- _EXERCISE REQUIREMENTS_
Write out the whole listing exactly as it is written below.
Segment Start: DATASET ENTRIES
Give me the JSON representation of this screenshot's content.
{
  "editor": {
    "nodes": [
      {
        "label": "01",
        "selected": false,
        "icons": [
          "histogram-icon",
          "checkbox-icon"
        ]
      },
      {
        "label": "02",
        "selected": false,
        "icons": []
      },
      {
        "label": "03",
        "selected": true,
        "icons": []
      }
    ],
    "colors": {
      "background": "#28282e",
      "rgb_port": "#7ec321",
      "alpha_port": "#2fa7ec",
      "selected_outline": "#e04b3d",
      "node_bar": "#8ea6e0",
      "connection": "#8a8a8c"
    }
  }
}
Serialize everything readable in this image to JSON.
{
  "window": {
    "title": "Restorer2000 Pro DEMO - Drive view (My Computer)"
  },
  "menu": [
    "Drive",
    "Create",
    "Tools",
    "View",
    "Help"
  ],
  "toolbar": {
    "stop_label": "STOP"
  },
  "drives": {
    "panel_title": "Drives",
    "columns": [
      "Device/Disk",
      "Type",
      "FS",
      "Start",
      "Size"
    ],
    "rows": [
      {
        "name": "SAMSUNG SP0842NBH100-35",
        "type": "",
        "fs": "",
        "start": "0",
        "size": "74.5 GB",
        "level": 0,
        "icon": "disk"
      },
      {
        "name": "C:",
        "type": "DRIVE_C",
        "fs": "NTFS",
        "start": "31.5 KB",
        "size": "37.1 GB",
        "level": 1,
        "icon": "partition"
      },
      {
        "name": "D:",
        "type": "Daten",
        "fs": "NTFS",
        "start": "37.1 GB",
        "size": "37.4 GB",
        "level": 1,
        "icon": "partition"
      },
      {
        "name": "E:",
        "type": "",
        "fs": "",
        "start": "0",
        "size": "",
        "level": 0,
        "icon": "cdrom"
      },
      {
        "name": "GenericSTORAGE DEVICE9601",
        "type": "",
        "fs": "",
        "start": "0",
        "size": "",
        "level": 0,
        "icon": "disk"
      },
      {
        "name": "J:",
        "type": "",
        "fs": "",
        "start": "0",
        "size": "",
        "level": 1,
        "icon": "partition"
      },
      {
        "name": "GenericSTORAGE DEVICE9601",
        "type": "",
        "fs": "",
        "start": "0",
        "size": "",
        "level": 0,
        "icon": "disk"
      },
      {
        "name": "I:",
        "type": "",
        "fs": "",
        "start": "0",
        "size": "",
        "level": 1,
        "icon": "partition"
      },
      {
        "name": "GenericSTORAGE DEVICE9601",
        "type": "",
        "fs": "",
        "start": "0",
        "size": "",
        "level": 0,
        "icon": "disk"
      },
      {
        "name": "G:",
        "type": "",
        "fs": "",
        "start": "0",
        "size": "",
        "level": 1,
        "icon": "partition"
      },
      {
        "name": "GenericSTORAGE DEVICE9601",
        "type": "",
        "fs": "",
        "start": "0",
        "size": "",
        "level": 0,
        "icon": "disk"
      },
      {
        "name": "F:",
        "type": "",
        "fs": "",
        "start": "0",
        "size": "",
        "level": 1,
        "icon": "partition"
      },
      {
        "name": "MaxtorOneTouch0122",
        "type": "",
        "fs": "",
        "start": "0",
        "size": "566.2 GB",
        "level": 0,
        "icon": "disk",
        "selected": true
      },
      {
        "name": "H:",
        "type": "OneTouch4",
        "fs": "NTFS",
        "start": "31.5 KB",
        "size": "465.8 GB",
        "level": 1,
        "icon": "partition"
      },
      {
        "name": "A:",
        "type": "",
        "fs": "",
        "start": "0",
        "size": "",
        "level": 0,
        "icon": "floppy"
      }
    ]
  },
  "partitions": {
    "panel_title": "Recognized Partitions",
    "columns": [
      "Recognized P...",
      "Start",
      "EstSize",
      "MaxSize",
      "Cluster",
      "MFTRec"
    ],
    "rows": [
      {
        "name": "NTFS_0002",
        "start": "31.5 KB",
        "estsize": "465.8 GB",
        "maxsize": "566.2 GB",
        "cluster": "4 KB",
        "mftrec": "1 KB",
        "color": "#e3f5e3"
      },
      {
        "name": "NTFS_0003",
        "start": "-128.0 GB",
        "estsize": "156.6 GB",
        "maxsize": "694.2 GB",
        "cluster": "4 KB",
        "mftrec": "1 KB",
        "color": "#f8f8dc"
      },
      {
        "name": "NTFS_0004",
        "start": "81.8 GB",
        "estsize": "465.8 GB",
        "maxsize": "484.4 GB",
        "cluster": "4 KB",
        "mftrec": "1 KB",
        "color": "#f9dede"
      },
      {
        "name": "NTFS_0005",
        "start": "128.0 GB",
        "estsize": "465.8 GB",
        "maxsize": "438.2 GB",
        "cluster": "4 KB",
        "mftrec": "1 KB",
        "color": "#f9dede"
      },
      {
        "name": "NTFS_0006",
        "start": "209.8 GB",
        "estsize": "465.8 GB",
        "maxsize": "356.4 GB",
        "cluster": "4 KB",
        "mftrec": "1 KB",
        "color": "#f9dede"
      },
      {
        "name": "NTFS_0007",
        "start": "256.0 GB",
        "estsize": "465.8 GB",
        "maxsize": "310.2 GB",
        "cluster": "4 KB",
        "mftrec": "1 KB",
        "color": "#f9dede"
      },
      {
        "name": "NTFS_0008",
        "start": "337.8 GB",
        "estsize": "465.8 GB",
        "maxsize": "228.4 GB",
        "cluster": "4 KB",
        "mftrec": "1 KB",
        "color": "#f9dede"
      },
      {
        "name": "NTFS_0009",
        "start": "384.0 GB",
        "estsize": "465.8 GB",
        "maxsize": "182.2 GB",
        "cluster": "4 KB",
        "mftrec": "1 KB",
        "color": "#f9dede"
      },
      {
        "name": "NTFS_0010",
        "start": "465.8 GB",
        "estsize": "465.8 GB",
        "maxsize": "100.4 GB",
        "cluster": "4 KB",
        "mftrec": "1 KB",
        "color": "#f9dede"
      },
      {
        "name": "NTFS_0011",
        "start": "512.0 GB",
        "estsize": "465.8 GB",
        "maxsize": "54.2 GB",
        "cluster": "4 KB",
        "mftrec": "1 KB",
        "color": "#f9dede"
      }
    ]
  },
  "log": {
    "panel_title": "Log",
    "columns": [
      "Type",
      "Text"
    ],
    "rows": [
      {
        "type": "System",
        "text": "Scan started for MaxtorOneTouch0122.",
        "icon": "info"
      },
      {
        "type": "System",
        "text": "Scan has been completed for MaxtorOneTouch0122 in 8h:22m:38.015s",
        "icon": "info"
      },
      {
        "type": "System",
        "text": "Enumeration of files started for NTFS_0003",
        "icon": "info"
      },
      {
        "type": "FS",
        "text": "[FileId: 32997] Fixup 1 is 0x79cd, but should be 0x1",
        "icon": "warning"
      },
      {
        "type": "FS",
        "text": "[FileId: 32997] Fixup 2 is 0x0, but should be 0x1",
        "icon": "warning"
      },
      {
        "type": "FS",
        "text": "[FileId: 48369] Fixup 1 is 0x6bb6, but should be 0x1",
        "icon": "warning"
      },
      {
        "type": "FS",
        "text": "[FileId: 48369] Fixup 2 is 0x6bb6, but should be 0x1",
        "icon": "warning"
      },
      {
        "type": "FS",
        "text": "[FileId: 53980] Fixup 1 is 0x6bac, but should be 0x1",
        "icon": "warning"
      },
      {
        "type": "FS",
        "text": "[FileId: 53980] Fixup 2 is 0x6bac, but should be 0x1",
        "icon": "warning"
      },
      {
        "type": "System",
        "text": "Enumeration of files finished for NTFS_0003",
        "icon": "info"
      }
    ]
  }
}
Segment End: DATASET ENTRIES
- _OUTPUT OF THE TASK_
Give me the JSON representation of this screenshot's content.
{
  "editor": {
    "nodes": [
      {
        "label": "01",
        "selected": false,
        "icons": [
          "histogram-icon",
          "checkbox-icon"
        ]
      },
      {
        "label": "02",
        "selected": false,
        "icons": []
      },
      {
        "label": "03",
        "selected": true,
        "icons": []
      }
    ],
    "colors": {
      "background": "#28282e",
      "rgb_port": "#7ec321",
      "alpha_port": "#2fa7ec",
      "selected_outline": "#e04b3d",
      "node_bar": "#8ea6e0",
      "connection": "#8a8a8c"
    }
  }
}
Serialize everything readable in this image to JSON.
{
  "window": {
    "title": "Restorer2000 Pro DEMO - Drive view (My Computer)"
  },
  "menu": [
    "Drive",
    "Create",
    "Tools",
    "View",
    "Help"
  ],
  "toolbar": {
    "stop_label": "STOP"
  },
  "drives": {
    "panel_title": "Drives",
    "columns": [
      "Device/Disk",
      "Type",
      "FS",
      "Start",
      "Size"
    ],
    "rows": [
      {
        "name": "SAMSUNG SP0842NBH100-35",
        "type": "",
        "fs": "",
        "start": "0",
        "size": "74.5 GB",
        "level": 0,
        "icon": "disk"
      },
      {
        "name": "C:",
        "type": "DRIVE_C",
        "fs": "NTFS",
        "start": "31.5 KB",
        "size": "37.1 GB",
        "level": 1,
        "icon": "partition"
      },
      {
        "name": "D:",
        "type": "Daten",
        "fs": "NTFS",
        "start": "37.1 GB",
        "size": "37.4 GB",
        "level": 1,
        "icon": "partition"
      },
      {
        "name": "E:",
        "type": "",
        "fs": "",
        "start": "0",
        "size": "",
        "level": 0,
        "icon": "cdrom"
      },
      {
        "name": "GenericSTORAGE DEVICE9601",
        "type": "",
        "fs": "",
        "start": "0",
        "size": "",
        "level": 0,
        "icon": "disk"
      },
      {
        "name": "J:",
        "type": "",
        "fs": "",
        "start": "0",
        "size": "",
        "level": 1,
        "icon": "partition"
      },
      {
        "name": "GenericSTORAGE DEVICE9601",
        "type": "",
        "fs": "",
        "start": "0",
        "size": "",
        "level": 0,
        "icon": "disk"
      },
      {
        "name": "I:",
        "type": "",
        "fs": "",
        "start": "0",
        "size": "",
        "level": 1,
        "icon": "partition"
      },
      {
        "name": "GenericSTORAGE DEVICE9601",
        "type": "",
        "fs": "",
        "start": "0",
        "size": "",
        "level": 0,
        "icon": "disk"
      },
      {
        "name": "G:",
        "type": "",
        "fs": "",
        "start": "0",
        "size": "",
        "level": 1,
        "icon": "partition"
      },
      {
        "name": "GenericSTORAGE DEVICE9601",
        "type": "",
        "fs": "",
        "start": "0",
        "size": "",
        "level": 0,
        "icon": "disk"
      },
      {
        "name": "F:",
        "type": "",
        "fs": "",
        "start": "0",
        "size": "",
        "level": 1,
        "icon": "partition"
      },
      {
        "name": "MaxtorOneTouch0122",
        "type": "",
        "fs": "",
        "start": "0",
        "size": "566.2 GB",
        "level": 0,
        "icon": "disk",
        "selected": true
      },
      {
        "name": "H:",
        "type": "OneTouch4",
        "fs": "NTFS",
        "start": "31.5 KB",
        "size": "465.8 GB",
        "level": 1,
        "icon": "partition"
      },
      {
        "name": "A:",
        "type": "",
        "fs": "",
        "start": "0",
        "size": "",
        "level": 0,
        "icon": "floppy"
      }
    ]
  },
  "partitions": {
    "panel_title": "Recognized Partitions",
    "columns": [
      "Recognized P...",
      "Start",
      "EstSize",
      "MaxSize",
      "Cluster",
      "MFTRec"
    ],
    "rows": [
      {
        "name": "NTFS_0002",
        "start": "31.5 KB",
        "estsize": "465.8 GB",
        "maxsize": "566.2 GB",
        "cluster": "4 KB",
        "mftrec": "1 KB",
        "color": "#e3f5e3"
      },
      {
        "name": "NTFS_0003",
        "start": "-128.0 GB",
        "estsize": "156.6 GB",
        "maxsize": "694.2 GB",
        "cluster": "4 KB",
        "mftrec": "1 KB",
        "color": "#f8f8dc"
      },
      {
        "name": "NTFS_0004",
        "start": "81.8 GB",
        "estsize": "465.8 GB",
        "maxsize": "484.4 GB",
        "cluster": "4 KB",
        "mftrec": "1 KB",
        "color": "#f9dede"
      },
      {
        "name": "NTFS_0005",
        "start": "128.0 GB",
        "estsize": "465.8 GB",
        "maxsize": "438.2 GB",
        "cluster": "4 KB",
        "mftrec": "1 KB",
        "color": "#f9dede"
      },
      {
        "name": "NTFS_0006",
        "start": "209.8 GB",
        "estsize": "465.8 GB",
        "maxsize": "356.4 GB",
        "cluster": "4 KB",
        "mftrec": "1 KB",
        "color": "#f9dede"
      },
      {
        "name": "NTFS_0007",
        "start": "256.0 GB",
        "estsize": "465.8 GB",
        "maxsize": "310.2 GB",
        "cluster": "4 KB",
        "mftrec": "1 KB",
        "color": "#f9dede"
      },
      {
        "name": "NTFS_0008",
        "start": "337.8 GB",
        "estsize": "465.8 GB",
        "maxsize": "228.4 GB",
        "cluster": "4 KB",
        "mftrec": "1 KB",
        "color": "#f9dede"
      },
      {
        "name": "NTFS_0009",
        "start": "384.0 GB",
        "estsize": "465.8 GB",
        "maxsize": "182.2 GB",
        "cluster": "4 KB",
        "mftrec": "1 KB",
        "color": "#f9dede"
      },
      {
        "name": "NTFS_0010",
        "start": "465.8 GB",
        "estsize": "465.8 GB",
        "maxsize": "100.4 GB",
        "cluster": "4 KB",
        "mftrec": "1 KB",
        "color": "#f9dede"
      },
      {
        "name": "NTFS_0011",
        "start": "512.0 GB",
        "estsize": "465.8 GB",
        "maxsize": "54.2 GB",
        "cluster": "4 KB",
        "mftrec": "1 KB",
        "color": "#f9dede"
      }
    ]
  },
  "log": {
    "panel_title": "Log",
    "columns": [
      "Type",
      "Text"
    ],
    "rows": [
      {
        "type": "System",
        "text": "Scan started for MaxtorOneTouch0122.",
        "icon": "info"
      },
      {
        "type": "System",
        "text": "Scan has been completed for MaxtorOneTouch0122 in 8h:22m:38.015s",
        "icon": "info"
      },
      {
        "type": "System",
        "text": "Enumeration of files started for NTFS_0003",
        "icon": "info"
      },
      {
        "type": "FS",
        "text": "[FileId: 32997] Fixup 1 is 0x79cd, but should be 0x1",
        "icon": "warning"
      },
      {
        "type": "FS",
        "text": "[FileId: 32997] Fixup 2 is 0x0, but should be 0x1",
        "icon": "warning"
      },
      {
        "type": "FS",
        "text": "[FileId: 48369] Fixup 1 is 0x6bb6, but should be 0x1",
        "icon": "warning"
      },
      {
        "type": "FS",
        "text": "[FileId: 48369] Fixup 2 is 0x6bb6, but should be 0x1",
        "icon": "warning"
      },
      {
        "type": "FS",
        "text": "[FileId: 53980] Fixup 1 is 0x6bac, but should be 0x1",
        "icon": "warning"
      },
      {
        "type": "FS",
        "text": "[FileId: 53980] Fixup 2 is 0x6bac, but should be 0x1",
        "icon": "warning"
      },
      {
        "type": "System",
        "text": "Enumeration of files finished for NTFS_0003",
        "icon": "info"
      }
    ]
  }
}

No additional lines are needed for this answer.